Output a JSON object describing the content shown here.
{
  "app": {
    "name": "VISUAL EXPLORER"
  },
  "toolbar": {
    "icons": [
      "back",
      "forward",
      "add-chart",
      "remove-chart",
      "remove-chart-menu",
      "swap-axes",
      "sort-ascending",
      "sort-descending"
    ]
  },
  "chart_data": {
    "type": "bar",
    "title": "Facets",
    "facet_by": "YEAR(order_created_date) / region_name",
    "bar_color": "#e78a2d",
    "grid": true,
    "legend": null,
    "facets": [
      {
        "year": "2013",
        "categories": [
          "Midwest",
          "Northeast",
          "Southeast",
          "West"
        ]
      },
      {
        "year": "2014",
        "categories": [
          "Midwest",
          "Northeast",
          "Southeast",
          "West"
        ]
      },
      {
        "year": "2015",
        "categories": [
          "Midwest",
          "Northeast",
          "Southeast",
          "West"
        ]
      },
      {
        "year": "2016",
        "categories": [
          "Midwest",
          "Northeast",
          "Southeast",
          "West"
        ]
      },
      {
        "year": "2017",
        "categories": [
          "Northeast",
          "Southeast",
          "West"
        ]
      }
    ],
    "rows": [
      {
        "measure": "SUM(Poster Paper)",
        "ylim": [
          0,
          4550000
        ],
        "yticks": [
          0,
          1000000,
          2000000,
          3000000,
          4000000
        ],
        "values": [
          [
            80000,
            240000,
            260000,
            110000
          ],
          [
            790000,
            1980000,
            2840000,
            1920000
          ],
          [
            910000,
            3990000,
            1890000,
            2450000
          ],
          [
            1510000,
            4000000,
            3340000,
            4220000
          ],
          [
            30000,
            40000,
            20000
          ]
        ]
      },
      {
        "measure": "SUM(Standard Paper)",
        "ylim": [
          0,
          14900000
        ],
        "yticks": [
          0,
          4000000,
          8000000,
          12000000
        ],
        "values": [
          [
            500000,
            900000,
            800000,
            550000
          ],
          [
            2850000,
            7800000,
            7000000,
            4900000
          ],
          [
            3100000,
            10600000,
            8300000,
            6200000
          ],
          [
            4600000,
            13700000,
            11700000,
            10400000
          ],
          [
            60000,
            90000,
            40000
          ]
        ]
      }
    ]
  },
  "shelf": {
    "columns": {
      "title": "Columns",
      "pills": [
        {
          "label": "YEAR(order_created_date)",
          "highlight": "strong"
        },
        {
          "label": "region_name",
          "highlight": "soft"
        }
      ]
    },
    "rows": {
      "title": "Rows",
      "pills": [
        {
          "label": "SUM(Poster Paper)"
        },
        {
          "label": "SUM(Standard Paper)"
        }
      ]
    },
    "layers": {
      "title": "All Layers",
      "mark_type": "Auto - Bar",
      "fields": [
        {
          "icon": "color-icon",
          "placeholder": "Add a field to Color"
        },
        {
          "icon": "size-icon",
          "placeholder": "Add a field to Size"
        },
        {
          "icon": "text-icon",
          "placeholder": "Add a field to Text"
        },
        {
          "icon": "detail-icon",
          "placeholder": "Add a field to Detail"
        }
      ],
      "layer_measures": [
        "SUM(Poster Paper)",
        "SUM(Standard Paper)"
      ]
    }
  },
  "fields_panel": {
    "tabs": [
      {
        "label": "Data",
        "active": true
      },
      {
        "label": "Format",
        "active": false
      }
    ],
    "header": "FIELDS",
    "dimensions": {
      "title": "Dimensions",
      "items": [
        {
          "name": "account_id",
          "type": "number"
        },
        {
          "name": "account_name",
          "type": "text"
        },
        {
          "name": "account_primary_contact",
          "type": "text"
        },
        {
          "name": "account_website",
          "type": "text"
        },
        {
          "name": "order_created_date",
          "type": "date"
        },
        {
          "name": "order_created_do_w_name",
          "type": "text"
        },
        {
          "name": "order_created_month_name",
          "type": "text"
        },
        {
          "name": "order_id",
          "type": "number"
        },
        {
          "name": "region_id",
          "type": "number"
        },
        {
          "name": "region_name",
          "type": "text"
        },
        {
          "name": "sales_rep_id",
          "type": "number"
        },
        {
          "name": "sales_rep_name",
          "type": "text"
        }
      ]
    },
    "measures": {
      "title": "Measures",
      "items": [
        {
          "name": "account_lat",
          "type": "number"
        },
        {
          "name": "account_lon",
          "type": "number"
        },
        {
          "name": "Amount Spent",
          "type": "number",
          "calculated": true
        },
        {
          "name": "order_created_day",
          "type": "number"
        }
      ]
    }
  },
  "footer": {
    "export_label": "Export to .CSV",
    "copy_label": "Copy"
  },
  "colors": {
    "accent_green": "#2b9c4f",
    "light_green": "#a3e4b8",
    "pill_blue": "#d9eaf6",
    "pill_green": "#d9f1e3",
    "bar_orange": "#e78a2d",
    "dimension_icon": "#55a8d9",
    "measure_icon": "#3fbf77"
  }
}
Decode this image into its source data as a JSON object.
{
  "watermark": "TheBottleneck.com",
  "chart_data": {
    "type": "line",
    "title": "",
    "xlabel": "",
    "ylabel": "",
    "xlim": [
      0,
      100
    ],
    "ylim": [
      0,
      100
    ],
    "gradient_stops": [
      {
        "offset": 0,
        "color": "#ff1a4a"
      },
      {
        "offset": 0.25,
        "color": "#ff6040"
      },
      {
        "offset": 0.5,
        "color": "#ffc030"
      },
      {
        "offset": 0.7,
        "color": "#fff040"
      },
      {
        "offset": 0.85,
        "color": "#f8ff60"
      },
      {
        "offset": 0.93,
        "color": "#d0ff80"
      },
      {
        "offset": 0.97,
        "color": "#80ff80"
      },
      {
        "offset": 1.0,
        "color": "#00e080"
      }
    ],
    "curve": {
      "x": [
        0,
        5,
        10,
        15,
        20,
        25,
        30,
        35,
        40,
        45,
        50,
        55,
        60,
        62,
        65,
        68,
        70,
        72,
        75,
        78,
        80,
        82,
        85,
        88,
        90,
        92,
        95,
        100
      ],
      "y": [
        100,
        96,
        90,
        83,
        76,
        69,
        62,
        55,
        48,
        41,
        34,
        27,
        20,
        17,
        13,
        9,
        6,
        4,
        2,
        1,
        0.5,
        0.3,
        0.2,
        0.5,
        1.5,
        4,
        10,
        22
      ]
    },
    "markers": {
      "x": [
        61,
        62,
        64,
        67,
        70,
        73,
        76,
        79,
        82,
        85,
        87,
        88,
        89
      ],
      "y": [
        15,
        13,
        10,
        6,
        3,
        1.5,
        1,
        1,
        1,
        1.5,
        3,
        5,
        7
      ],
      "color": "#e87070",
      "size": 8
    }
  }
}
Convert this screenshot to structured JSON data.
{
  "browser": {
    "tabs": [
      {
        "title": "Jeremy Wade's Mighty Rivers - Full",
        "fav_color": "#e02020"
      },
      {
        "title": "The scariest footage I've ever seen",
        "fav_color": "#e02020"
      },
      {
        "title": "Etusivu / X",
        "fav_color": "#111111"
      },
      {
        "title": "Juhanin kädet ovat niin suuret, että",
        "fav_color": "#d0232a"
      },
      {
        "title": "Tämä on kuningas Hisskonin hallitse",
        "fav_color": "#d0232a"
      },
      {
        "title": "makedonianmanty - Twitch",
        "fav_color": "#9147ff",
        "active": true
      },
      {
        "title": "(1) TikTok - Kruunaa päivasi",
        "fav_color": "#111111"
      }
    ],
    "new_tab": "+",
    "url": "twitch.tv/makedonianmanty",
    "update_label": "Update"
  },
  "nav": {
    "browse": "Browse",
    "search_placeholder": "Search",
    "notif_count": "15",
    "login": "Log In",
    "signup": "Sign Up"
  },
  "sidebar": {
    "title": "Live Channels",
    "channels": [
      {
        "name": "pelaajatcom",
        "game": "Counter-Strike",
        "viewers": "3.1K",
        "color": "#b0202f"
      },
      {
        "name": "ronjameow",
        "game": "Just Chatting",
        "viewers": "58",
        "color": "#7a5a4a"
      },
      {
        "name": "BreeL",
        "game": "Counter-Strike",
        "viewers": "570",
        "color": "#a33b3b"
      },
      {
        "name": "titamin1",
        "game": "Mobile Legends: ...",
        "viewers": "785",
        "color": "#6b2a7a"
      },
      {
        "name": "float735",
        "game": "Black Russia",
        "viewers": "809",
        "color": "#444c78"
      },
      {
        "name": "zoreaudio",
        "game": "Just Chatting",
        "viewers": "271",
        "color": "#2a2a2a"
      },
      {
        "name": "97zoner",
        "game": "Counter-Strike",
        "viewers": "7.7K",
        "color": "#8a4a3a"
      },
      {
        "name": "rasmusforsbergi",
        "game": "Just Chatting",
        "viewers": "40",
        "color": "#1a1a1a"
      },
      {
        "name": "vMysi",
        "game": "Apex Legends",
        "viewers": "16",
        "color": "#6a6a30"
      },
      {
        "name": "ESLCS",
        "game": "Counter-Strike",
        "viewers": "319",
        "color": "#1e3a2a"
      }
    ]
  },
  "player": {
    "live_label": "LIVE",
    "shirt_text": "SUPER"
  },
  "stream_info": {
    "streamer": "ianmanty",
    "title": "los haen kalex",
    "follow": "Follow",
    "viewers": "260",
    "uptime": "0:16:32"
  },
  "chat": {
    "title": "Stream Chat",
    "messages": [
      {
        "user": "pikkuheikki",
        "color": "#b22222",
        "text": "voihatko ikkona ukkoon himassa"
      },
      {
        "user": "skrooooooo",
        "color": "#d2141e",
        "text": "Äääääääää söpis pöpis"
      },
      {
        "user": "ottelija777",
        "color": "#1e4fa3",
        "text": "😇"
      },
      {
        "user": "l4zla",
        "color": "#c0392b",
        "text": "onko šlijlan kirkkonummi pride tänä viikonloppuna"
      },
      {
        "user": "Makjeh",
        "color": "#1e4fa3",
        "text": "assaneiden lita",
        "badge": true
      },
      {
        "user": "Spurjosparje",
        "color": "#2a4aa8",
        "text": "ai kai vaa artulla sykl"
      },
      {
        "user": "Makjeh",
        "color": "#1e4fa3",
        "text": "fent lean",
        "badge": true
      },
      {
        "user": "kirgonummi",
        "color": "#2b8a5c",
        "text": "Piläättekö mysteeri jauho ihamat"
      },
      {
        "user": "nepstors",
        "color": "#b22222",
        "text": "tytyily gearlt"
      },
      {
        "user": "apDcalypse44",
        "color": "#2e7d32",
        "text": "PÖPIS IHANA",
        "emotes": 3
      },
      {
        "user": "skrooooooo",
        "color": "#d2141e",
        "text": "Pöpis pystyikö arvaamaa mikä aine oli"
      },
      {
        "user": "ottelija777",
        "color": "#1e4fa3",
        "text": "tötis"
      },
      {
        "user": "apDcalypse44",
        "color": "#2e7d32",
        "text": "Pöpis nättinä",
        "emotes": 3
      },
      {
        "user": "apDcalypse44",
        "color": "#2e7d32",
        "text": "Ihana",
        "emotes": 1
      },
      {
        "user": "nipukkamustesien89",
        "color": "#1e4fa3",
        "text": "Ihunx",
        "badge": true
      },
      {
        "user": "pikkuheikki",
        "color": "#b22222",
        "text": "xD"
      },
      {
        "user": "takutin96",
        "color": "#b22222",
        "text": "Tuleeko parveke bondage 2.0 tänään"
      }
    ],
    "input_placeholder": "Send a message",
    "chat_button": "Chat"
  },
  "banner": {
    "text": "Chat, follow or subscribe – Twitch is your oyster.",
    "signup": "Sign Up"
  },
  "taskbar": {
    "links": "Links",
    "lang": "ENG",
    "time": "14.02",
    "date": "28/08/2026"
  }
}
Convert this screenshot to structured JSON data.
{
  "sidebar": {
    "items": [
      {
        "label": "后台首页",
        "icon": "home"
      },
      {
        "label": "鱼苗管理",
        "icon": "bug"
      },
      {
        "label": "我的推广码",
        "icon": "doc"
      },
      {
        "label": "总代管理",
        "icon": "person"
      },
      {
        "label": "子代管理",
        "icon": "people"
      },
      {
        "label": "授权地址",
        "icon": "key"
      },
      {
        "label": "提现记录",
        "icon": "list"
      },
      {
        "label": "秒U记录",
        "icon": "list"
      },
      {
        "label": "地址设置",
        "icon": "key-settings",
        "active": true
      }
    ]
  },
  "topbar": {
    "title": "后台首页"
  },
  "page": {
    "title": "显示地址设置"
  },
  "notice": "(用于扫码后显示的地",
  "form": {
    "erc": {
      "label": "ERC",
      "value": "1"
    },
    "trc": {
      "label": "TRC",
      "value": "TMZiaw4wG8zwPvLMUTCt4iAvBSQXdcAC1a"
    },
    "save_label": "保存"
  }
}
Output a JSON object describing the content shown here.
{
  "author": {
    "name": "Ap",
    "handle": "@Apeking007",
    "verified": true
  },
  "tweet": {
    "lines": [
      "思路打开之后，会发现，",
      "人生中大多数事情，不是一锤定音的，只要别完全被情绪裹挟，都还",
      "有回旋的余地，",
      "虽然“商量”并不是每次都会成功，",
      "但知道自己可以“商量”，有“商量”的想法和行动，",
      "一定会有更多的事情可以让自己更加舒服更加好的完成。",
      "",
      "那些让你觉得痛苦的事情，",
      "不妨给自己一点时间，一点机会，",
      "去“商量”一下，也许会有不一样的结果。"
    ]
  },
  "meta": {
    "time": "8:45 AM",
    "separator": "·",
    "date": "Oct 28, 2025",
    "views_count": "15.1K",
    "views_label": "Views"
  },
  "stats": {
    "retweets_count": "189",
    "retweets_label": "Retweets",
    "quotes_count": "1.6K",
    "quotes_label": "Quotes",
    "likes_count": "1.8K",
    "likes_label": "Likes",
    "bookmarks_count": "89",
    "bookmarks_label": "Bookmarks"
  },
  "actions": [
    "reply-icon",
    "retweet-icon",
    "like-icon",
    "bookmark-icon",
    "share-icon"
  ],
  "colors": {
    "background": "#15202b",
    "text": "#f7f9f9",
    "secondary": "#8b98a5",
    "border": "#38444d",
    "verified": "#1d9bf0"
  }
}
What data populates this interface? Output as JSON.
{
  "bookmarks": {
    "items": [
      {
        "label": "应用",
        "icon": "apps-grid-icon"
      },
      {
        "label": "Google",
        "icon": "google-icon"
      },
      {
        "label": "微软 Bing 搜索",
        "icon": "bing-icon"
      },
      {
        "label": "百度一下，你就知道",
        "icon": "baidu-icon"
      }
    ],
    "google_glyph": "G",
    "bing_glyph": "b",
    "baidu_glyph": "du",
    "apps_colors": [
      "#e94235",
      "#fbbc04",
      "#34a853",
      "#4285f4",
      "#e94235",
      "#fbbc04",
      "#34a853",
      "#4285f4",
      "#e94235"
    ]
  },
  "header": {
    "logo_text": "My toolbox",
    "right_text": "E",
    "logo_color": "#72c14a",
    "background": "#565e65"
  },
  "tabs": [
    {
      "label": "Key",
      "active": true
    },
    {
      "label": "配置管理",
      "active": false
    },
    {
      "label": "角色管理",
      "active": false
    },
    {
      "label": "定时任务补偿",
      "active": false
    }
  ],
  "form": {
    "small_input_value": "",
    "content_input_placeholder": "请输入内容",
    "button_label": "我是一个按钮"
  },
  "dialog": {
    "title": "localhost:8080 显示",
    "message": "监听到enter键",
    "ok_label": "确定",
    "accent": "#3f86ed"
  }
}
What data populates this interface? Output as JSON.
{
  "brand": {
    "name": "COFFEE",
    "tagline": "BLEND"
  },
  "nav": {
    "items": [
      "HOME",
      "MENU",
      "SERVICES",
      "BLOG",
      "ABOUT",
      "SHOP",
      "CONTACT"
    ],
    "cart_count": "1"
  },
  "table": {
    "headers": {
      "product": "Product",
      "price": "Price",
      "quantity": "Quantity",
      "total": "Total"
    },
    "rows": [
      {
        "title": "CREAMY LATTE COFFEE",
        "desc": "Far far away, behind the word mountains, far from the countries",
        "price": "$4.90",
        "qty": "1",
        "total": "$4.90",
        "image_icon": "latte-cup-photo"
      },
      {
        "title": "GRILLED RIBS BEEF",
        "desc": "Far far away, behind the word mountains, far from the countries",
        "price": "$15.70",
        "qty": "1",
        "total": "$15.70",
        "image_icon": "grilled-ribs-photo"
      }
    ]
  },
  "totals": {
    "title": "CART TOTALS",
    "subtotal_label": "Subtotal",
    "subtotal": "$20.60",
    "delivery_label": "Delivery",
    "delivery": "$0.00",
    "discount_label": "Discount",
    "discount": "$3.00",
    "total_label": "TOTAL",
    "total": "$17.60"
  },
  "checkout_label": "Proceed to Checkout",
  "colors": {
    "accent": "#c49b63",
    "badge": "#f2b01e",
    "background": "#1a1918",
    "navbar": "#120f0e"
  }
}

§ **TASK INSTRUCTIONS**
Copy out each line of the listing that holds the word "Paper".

§ **OUTPUT**
        "measure": "SUM(Poster Paper)",
        "measure": "SUM(Standard Paper)",
          "label": "SUM(Poster Paper)"
          "label": "SUM(Standard Paper)"
        "SUM(Poster Paper)",
        "SUM(Standard Paper)"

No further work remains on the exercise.